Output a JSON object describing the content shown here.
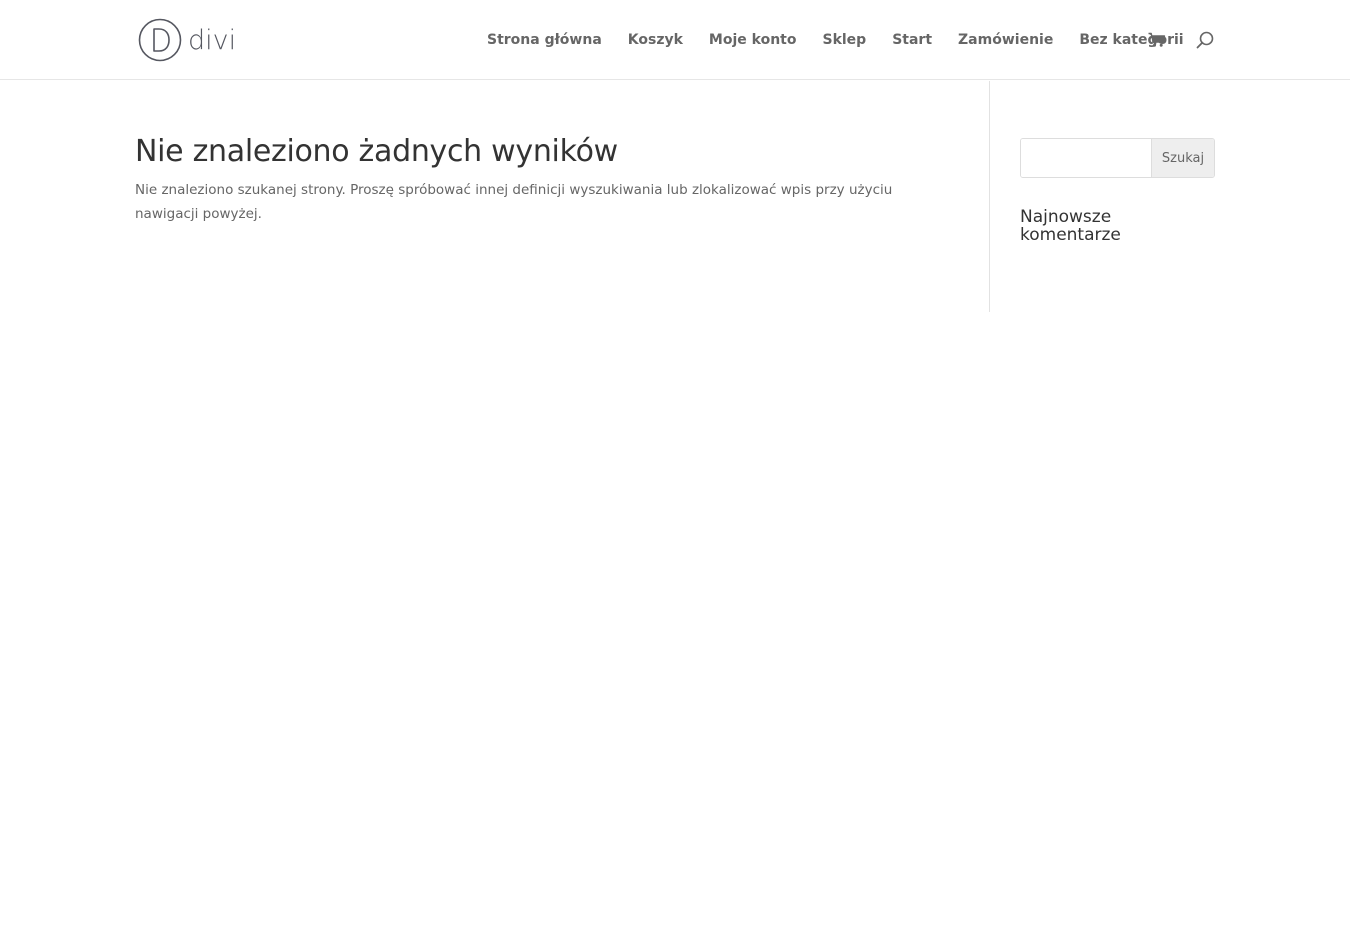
{
  "header": {
    "logo": {
      "text": "divi",
      "letter": "D"
    },
    "nav": [
      {
        "label": "Strona główna"
      },
      {
        "label": "Koszyk"
      },
      {
        "label": "Moje konto"
      },
      {
        "label": "Sklep"
      },
      {
        "label": "Start"
      },
      {
        "label": "Zamówienie"
      },
      {
        "label": "Bez kategorii"
      }
    ],
    "icons": {
      "cart": "cart-icon",
      "search": "search-icon"
    }
  },
  "main": {
    "title": "Nie znaleziono żadnych wyników",
    "text": "Nie znaleziono szukanej strony. Proszę spróbować innej definicji wyszukiwania lub zlokalizować wpis przy użyciu nawigacji powyżej."
  },
  "sidebar": {
    "search": {
      "value": "",
      "placeholder": "",
      "button_label": "Szukaj"
    },
    "widget_title": "Najnowsze komentarze"
  },
  "colors": {
    "text": "#666666",
    "heading": "#333333",
    "border": "#e6e6e6",
    "button_bg": "#eeeeee"
  }
}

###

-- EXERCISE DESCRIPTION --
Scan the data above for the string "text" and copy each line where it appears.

-- WRITTEN ANSWER --
      "text": "divi",
    "text": "Nie znaleziono szukanej strony. Proszę spróbować innej definicji wyszukiwania lub zlokalizować wpis przy użyciu nawigacji powyżej."
    "text": "#666666",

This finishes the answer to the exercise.